300 g butter, room temperature
40 g all-purpose flour
3 teaspoons dried yeast
230 ml whole milk, cold
2 1/2 tablespoons granulated sugar
2 teaspoons honey
380 g bread flour
2 teaspoons salt
egg yolk + pinch of salt for glaze
1) For the laminating: Place the butter and flour in a mixer and mix on medium speed until well incorporated. Turn the butter+flour mixture onto a piece of plastic wrap, forming it into a neat rectangle, place another piece of plastic wrap on top and roll until about 4 inches or so across. Place in the fridge for 1 hour to harden. (The point of everything in this recipe is to keep the butter cold, warm butter=terrible result. Work quickly and efficiently and keep your damn butter cold)
2) For the dough: Put the yeast and the milk in the bowl of your mixer (after you cleaned it, obviously and make sure you are using the dough hook) and mix until the yeast has dissolved. Add the sugar+honey and give it a mix once again. In a separate bowl, mix together with your fingers the salt and the flour, slowly add to the mixing bowl on medium speed. Once incorporated, turn the mixer up to medium high and allow the mixer to knead the dough for 10 minutes. Then, turn onto a lightly floured work surface and allow the dough to rest 10 minutes.
3) After your 10 minutes is up, using the rolling pin, roll the dough out into a rectangle, about 8×12 inches long. Take your butter block out of the fridge and cut it down the middle. Place one half in the middle of your dough rectangle, bring one side of the pastry up and over the butter to cover it, stretching if needed, then place the second butter block on top and flap the remaining flap of pastry over. (think of this as folding a letter) Then turn the dough 90 degrees clockwise so that the fold is on the left side. Roll out the dough into a rectangle once again, then repeat the folding technique (just like a letter). (This process of flattening and folding is called a “turn”) This fold was your first turn. Wrap lightly in plastic wrap and stick in the fridge for 30 minutes.
4) Give the dough another turn (roll out into another rectangle and fold into a letter) and stick in the fridge another 30 minutes, covering again lightly with plastic wrap.
5) Give the dough your last and final turn and stick back in the fridge, this time for 2 hours.
6) After your 2 hours is up, roll the dough into a long rectangle, trim the sides if necessary to neaten things up. Your dough should be rolled out to about 1/4″ thick. Cut out isosceles triangles (tall, with 2 equal sides) measuring about 4″ across the base. They will naturally alternate direction along the strip. (These do not have to be perfect, you are just rolling them up, so don’t fret about how pretty they look, the important thing is to not work your dough too much)
7) Start at the base and roll up each triangle to make a croissant. Place the croissants on a baking sheet lined with parchment paper. Loosely cover with plastic wrap and allow to rise in a warm place for 2 hours, or until they have nearly doubled in size. (I like to place them over my oven, while it’s on low heat)

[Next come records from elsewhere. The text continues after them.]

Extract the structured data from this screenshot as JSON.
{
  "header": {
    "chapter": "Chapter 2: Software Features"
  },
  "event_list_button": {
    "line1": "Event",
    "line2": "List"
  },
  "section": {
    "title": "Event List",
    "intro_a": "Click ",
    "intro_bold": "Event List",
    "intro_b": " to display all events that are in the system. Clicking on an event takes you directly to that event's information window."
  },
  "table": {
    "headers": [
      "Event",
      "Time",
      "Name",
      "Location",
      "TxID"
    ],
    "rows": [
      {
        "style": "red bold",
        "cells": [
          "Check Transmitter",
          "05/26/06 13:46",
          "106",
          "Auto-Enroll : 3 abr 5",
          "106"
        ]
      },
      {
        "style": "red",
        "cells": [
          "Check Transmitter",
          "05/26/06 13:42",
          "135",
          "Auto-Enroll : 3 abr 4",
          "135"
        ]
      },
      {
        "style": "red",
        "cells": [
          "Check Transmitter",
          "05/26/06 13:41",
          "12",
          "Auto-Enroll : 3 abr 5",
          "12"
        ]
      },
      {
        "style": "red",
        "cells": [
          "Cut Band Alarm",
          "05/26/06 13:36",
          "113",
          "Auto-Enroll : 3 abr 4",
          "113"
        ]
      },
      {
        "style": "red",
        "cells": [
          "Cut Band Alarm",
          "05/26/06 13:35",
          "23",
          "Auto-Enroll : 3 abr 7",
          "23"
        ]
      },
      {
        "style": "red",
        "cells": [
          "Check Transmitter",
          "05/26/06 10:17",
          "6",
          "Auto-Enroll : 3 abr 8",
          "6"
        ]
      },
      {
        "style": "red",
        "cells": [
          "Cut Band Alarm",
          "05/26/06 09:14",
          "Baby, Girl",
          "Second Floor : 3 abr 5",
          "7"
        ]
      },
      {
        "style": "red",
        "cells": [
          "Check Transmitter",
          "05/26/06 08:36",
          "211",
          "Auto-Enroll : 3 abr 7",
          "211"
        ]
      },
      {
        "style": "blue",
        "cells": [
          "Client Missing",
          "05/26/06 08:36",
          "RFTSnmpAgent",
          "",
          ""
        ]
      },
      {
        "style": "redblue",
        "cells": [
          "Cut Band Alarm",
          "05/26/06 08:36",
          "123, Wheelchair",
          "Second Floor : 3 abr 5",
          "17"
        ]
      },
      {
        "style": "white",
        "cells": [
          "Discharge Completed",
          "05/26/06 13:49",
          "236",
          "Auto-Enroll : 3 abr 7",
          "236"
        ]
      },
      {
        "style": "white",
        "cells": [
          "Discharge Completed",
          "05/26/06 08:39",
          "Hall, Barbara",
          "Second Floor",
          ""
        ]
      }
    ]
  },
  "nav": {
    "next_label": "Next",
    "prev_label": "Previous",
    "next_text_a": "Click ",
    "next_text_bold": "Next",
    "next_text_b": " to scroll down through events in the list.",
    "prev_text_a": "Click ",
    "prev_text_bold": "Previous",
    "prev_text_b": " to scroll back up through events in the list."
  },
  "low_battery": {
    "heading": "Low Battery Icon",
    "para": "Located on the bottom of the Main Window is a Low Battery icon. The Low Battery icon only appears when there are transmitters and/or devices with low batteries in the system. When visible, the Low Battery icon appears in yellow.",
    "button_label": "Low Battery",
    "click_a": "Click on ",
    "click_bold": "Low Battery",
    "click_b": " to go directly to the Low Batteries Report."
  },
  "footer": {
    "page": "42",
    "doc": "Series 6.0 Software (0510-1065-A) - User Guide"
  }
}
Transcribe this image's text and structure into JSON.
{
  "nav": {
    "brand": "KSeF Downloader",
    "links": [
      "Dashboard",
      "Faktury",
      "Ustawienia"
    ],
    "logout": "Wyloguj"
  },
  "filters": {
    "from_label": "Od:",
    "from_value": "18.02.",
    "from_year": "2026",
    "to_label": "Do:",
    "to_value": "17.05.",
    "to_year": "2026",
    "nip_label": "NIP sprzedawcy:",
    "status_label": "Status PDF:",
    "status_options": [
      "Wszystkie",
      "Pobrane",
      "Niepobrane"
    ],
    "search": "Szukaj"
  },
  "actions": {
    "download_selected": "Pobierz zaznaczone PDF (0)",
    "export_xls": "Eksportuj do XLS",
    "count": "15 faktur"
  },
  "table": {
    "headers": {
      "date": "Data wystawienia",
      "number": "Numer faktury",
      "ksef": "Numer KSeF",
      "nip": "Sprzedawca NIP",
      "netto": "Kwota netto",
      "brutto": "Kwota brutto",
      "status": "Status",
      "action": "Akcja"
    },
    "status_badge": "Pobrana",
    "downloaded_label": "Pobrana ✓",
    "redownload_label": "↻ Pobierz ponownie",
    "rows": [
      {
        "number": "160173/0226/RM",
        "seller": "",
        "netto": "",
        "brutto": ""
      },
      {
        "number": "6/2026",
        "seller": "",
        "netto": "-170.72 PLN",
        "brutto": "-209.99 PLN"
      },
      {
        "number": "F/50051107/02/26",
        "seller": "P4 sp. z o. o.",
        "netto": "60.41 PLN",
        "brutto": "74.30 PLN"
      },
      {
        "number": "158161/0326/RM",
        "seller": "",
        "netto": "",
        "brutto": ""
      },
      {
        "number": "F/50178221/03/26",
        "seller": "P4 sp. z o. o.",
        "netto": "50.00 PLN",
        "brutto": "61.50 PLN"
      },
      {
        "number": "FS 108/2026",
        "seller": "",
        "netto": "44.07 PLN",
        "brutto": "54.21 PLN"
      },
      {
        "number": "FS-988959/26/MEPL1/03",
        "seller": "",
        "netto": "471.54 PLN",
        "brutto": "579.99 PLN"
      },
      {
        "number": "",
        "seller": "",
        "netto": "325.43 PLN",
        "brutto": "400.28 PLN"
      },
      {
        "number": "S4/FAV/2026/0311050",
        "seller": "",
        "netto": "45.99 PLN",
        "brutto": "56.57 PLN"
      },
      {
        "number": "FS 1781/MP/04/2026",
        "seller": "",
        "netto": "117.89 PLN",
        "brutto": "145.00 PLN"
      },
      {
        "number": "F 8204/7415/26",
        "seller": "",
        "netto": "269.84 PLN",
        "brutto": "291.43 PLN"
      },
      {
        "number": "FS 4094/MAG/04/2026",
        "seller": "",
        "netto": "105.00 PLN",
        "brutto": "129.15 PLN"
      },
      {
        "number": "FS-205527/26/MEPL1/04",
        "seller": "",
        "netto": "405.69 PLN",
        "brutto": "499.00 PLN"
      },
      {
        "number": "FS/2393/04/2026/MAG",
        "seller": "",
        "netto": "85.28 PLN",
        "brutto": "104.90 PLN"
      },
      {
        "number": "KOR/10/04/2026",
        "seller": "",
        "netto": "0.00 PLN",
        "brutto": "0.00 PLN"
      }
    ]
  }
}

8) Uncover the croissants and brush them lightly with the egg wash. Bake in a 400 degree preheated oven for 12-15 minutes or until golden brown and crispy.